Some really obnoxious and mindless cliches have been popping up from commenters in a previous article about how Jesus was really a swell guy who had such nice teachings, and if only his followers hadn’t distorted his message we’d all be living in some hippy’s fever dream conception of a socialist commune with free tofu for all and an open bar by the pool between three and five by now.
It’s actually kind of amazing how rarely it’s suggested that the whole idea of Christianity was a bad one from the start. Even non-Christians tend to fetishize this idea of an initial state of grace from which we’ve all fallen because of some mysterious, inherent human flaw and the corruption that results. It’s a story which has been regurgitated for so long that it’s almost been ingrained into our genes. But when you look at what evidence is available, the claim that Jesus was an advocate for peace and tolerance and other nice, liberal things falls flat.
Jesus was more like Harold Camping than any ‘progressive’ religious leader today
One of the fantasies Jesus confused with reality
According to the earlier Gospels, Jesus definitely appeared to share Camping’s beliefs about the imminent End Times. In Mark and Matthew and Luke you find parallel passages where Jesus tells his followers something like this:
And he said unto them, Verily I say unto you, That there be some of them that stand here, which shall not taste of death, till they have seen the kingdom of God come with power.

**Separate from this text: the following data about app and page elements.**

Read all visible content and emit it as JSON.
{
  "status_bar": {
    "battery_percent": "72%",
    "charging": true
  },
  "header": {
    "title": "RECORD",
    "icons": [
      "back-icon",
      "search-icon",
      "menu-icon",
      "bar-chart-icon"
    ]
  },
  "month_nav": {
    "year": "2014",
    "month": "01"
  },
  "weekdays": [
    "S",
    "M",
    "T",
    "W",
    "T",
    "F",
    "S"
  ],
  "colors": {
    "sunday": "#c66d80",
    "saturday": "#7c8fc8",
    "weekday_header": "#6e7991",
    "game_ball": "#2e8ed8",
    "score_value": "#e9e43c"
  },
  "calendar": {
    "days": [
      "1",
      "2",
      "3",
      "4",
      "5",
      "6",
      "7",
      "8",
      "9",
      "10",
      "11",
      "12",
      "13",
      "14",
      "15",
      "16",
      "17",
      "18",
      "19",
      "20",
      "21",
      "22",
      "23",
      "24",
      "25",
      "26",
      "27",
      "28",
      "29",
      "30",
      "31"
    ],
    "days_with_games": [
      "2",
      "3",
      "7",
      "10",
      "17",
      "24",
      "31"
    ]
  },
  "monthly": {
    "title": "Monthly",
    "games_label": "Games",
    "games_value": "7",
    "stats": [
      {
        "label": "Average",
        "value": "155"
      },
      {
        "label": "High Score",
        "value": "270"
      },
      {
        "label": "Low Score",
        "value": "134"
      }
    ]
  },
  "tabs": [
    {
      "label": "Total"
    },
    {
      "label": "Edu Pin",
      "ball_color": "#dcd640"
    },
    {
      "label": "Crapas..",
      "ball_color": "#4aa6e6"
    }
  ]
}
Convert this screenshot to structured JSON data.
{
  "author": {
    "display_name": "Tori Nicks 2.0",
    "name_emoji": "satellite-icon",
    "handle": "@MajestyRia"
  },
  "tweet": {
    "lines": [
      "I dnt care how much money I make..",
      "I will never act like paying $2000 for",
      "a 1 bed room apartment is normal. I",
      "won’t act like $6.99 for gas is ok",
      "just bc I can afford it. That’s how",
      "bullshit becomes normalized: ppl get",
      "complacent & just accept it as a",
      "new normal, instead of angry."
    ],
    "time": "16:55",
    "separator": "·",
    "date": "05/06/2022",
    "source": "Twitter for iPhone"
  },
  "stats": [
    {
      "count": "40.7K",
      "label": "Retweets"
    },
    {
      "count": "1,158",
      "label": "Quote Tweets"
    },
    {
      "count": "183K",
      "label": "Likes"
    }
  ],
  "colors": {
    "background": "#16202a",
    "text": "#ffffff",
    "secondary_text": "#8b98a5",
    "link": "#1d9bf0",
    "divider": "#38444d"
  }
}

Matthew 4 also portrays Jesus as a crazed cult leader. He goes out to the desert for 40 days, after which he “sees the Devil.” After a little verbal spar between the two – and here I always like to imagine a half-starved, rambling, hallucinating Jesus standing around a desert talking to a sand dune which kind of looks like Satan from a certain angle – Jesus finds a beach and starts telling some fishermen to follow him because it’s the END OF THE WORLD and give up all your belongings because you won’t be needing them soon, blah, blah, blah.
If you heard of someone doing that today, you’d laugh at him. And you’d be right to laugh at him. It’s only because of of a nostalgic haze that so many of us don’t laugh at Jesus today. But we should.
Jesus endorsed Old Testament law
Most legal scholars consider Jesus’ legal views ‘stupid’ and ‘barbaric’
Even though Jesus seemed to believe the end was nigh, he still had some pretty strange thoughts about how people should live in the meantime. He wanted everyone to follow Old Testament law. That means slavery and public stonings and other really weird, ancient shit we all should have outgrown by now.
Nice liberal Christians and their sympathizers like to emphasize the supposedly loving side of Jesus. But how loving can someone be when they’re OK with stoning gay people, adulterers, rape victims who don’t scream loudly enough, and anyone who picks up sticks on the wrong day to death in public? The same people who would be righteously indignant over someone suggesting we all follow Old Testament law in an American southern accent don’t seem to have a problem with the same being said by Jesus.
Jesus was haughty
Jesus has this framed in his office
So let’s say you’re in your local bar having a few drinks after work and some scruffy-looking guy walks up to and says something like this:
“I am the light of the world: he that followeth me shall not walk in darkness, but shall have the light of life.”
“I am the way, the truth, and the life: no man cometh unto the Father, but by me.”
And his unjustified ego issues didn’t stop after his crucifixion, either. When Jesus supposedly woke up after being dead for a few days, he famously saw Mary Magdalene first – at least that’s how it goes in John. Once she recognized him, he made sure to warn her not to touch him, as if her touch would demean him somehow.
Going back to meeting a guy like this in a bar: How would you react to someone like this? Be honest. Nobody in their right mind would spend another minute with him. He’d be the pariah of the bar. That sad, desperate, possibly schizophrenic guy in the corner with delusions of granduer – that’s how Jesus would appear if he were around today.
Jesus was not a huge fan of peace and tolerance
The whole concept of Hell as a place of eternal punishment for sinners starts with Jesus. Even Harold Camping doesn’t believe in that, so maybe my earlier comparison was unfair to him. But for some reason, modern Christians and their sympathizers can look at the same guy who spread this myth of fire and brimstone as a punishment for skepticism and freethought and perceive him as the ultimate ancient rebel. It’s absurd.
And as far as peace goes, Jesus takes a pretty explicit stance against it:
“Think not that I am come to send peace on earth: I came not to send peace, but a sword.”
It’s almost as if Jesus were holding a press conference and a reporter asked his thoughts on peace. And then Jesus says, “I’m against it!” And then somehow today the liberal Jesus fanboys and fangirls have twisted that around as if he said the exact opposite of what’s quoted. That takes a Fox News-level of cognitive dissonance-handling skills.
Face it, you wouldn’t hang out with Jesus. Only gullible assholes would. If there was a historical Jesus, then the Republican Jesus crowd is probably right about him. And that’s the problem with Christianity, not that Jesus’ message was corrupted. It was fucked up from the start.